**Exercise input**
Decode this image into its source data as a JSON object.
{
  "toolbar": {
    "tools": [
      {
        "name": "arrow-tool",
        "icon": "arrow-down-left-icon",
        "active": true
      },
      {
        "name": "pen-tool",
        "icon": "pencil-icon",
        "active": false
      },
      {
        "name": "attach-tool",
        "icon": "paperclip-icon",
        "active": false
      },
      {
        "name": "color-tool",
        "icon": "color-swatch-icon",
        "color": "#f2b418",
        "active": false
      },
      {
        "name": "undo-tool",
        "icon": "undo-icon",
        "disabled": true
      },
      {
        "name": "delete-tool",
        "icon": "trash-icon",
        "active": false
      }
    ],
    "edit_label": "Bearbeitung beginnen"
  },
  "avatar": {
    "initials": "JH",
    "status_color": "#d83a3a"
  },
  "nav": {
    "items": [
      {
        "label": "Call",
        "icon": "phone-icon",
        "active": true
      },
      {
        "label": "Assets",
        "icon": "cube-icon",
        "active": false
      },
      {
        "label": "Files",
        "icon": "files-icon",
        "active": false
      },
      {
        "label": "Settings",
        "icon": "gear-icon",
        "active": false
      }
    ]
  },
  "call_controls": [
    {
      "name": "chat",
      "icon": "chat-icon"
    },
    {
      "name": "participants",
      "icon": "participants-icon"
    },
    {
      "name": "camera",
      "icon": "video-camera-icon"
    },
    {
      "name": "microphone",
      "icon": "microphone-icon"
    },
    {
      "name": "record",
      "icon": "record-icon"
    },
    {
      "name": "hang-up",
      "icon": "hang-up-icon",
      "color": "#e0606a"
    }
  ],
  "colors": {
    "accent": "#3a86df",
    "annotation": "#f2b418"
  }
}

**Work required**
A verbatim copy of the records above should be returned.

**Task result**
Decode this image into its source data as a JSON object.
{
  "toolbar": {
    "tools": [
      {
        "name": "arrow-tool",
        "icon": "arrow-down-left-icon",
        "active": true
      },
      {
        "name": "pen-tool",
        "icon": "pencil-icon",
        "active": false
      },
      {
        "name": "attach-tool",
        "icon": "paperclip-icon",
        "active": false
      },
      {
        "name": "color-tool",
        "icon": "color-swatch-icon",
        "color": "#f2b418",
        "active": false
      },
      {
        "name": "undo-tool",
        "icon": "undo-icon",
        "disabled": true
      },
      {
        "name": "delete-tool",
        "icon": "trash-icon",
        "active": false
      }
    ],
    "edit_label": "Bearbeitung beginnen"
  },
  "avatar": {
    "initials": "JH",
    "status_color": "#d83a3a"
  },
  "nav": {
    "items": [
      {
        "label": "Call",
        "icon": "phone-icon",
        "active": true
      },
      {
        "label": "Assets",
        "icon": "cube-icon",
        "active": false
      },
      {
        "label": "Files",
        "icon": "files-icon",
        "active": false
      },
      {
        "label": "Settings",
        "icon": "gear-icon",
        "active": false
      }
    ]
  },
  "call_controls": [
    {
      "name": "chat",
      "icon": "chat-icon"
    },
    {
      "name": "participants",
      "icon": "participants-icon"
    },
    {
      "name": "camera",
      "icon": "video-camera-icon"
    },
    {
      "name": "microphone",
      "icon": "microphone-icon"
    },
    {
      "name": "record",
      "icon": "record-icon"
    },
    {
      "name": "hang-up",
      "icon": "hang-up-icon",
      "color": "#e0606a"
    }
  ],
  "colors": {
    "accent": "#3a86df",
    "annotation": "#f2b418"
  }
}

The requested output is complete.